• [What is needed]: Search the entries for the word "this". Copy every line where it turns up.

Component data from apps and pages:
::::

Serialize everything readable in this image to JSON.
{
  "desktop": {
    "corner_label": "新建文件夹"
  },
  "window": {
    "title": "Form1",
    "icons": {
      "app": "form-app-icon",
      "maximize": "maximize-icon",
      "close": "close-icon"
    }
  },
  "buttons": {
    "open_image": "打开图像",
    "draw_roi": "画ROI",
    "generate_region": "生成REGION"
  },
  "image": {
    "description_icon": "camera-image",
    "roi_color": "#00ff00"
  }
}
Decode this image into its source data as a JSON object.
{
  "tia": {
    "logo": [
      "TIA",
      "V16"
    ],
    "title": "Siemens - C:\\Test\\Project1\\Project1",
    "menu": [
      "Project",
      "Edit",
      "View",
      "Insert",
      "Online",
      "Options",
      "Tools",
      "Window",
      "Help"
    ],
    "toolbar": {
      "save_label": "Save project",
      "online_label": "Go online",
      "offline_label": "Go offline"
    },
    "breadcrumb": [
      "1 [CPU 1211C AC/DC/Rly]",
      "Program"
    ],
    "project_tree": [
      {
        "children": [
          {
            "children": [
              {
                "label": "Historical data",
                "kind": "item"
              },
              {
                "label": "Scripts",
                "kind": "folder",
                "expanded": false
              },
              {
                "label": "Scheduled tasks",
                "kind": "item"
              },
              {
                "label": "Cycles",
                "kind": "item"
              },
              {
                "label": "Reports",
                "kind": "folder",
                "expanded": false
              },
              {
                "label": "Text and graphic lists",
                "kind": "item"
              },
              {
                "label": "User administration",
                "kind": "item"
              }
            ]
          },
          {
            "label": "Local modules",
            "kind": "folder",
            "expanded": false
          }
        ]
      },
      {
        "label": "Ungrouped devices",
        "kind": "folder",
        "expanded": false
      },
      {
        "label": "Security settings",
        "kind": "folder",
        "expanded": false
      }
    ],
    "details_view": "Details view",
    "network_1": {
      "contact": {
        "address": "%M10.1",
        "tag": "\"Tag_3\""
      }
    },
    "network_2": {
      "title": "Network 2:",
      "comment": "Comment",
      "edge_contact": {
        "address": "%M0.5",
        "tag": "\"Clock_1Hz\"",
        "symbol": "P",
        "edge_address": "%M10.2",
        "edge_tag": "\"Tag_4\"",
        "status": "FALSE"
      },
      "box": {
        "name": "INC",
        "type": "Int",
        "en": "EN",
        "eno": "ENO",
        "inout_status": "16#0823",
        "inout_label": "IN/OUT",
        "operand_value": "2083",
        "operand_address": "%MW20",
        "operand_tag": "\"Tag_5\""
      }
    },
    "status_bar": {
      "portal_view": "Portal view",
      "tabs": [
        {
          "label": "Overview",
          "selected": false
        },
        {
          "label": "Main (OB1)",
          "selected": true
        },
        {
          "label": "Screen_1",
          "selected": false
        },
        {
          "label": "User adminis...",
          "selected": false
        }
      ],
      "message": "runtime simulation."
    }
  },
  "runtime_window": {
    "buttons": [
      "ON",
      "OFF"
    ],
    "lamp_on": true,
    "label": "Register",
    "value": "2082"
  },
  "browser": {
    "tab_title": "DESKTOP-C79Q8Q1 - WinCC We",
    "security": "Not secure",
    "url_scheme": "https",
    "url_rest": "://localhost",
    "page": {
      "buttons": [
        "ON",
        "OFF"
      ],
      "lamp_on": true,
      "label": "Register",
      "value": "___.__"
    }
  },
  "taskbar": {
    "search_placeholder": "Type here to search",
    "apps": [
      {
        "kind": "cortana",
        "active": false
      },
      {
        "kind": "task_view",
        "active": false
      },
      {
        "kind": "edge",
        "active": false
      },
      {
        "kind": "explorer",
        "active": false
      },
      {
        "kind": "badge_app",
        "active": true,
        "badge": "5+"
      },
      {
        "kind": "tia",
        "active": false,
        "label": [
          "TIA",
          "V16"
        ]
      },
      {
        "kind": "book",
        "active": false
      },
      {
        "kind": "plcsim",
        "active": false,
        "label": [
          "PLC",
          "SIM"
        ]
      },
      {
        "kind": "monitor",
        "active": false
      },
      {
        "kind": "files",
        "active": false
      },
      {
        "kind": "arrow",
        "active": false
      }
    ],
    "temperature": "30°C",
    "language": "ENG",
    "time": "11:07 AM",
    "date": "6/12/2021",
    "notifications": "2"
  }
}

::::

• [Exercise response]:
Serialize everything readable in this image to JSON.
Decode this image into its source data as a JSON object.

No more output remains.